Reinstalling the track gate on the mast after all the luff cars have been fitted

The leech reefing lines run through titanium rings, with additional guide rings to prevent them from chafing the sail edge

The new sail almost fully hoisted

One thing I was quite surprised with regarding the 3Di sail is how sensitive it is to traveler position compared to the old sail. We put the boat on a close reach and as soon as we eased the traveler down, the boat just took off. On the old sail, the traveler position has much less effect. Because of the rigid airfoil of the 3Di, it’s very obvious when the sail is trimmed correctly, which makes traveler and twist adjustments much more precise. It makes the boat feel quite a bit different, and I’m really looking forward to spending time on the water with the new sail to get to know it!
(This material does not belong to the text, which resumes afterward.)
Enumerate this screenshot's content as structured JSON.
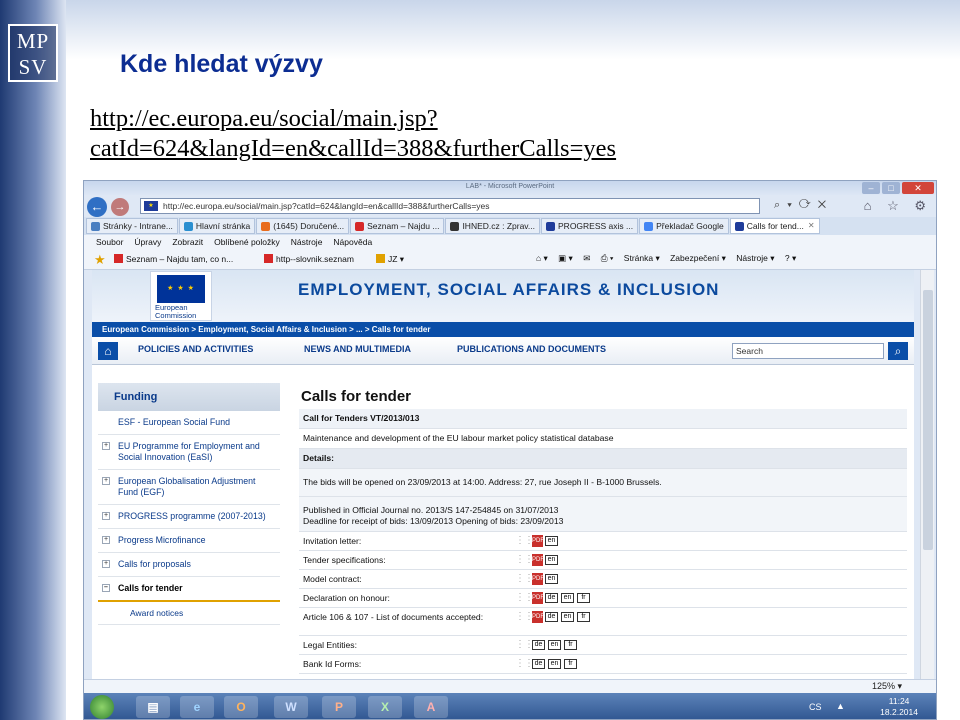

Field testing the Ultra anchor

Sunset in Corsica

One of our winter projects was to upgrade our 35kg Spade anchor to a 45kg Ultra. After 3 weeks of cruising and anchoring with the Ultra, I feel like I can give some feedback on how it’s going. Although we haven’t had any really strong winds at anchor so far this trip (the top was around 20-25 knots) we have had no trouble setting and holding in many different bottom types, including weed, rock and sand. The Ultra has worked perfectly for us in all the conditions we have encountered. It definitely sets better on a short scope than the Spade. We can reliably set on 3:1 scope on the Ultra, where we needed 4:1 scope or more on the Spade. This may be due to the extra weight, but in any case, the Ultra is definitely better.

I nearly always dive on the anchor after we drop to check we are set well, and I really like the shiny stainless steel finish of the Ultra, which makes it easier to spot when we are setting in weed bottoms.

Here’s a video of our Ultra in a sand bottom in Sargone Bay, Corsica. The anchor reset overnight after a 90 degree wind shift. You can also see our anchor roll in the video, which is a really handy little buoy that makes it easier to drive towards the anchor when raising it.


Our new North 3Di staysail arrived on Monday and the guys installed it on Tuesday. Another beautifully made sail from North, these guys really do produce a high quality product, not a single blemish, mark or defect, and it fits exactly on the boat.


New staysail hoisted, tying off the halyard at the mast


Tensioning the luff



Staysail clewboard


We installed a guide on the crossbeam to lead the gennaker furling line back to the winch


The aft end of the gennaker furling line leader (left of the clutches) that positions the line correctly on the winch. The larger clutch is for the gennaker tack line and the two small ones are for the staysail furling line. The gennaker tack line is long enough to allow us to pull the tack over to either of the bows. This lets us run deeper downwind angles using the Code-D or an asymmetric spinnaker.

The only thing left to do now is to rig a tensioner for the slack section of the furling lines to keep them running smoothly when furling and unfurling the sails. We will do that next week, then go for a test sail to make sure everything is working correctly!

Sailplan Project Feb 5th Update

We’re making good progress on the sailplan changes. All the winch and line handling changes are done now. Next steps are to install the stays and sails, and finish connecting the UpSide Up system.

The big news this month is that after 6 months of waiting, Incidences finally installed the broken batten fitting on the mainsail!

Here’s a video of the progress this month: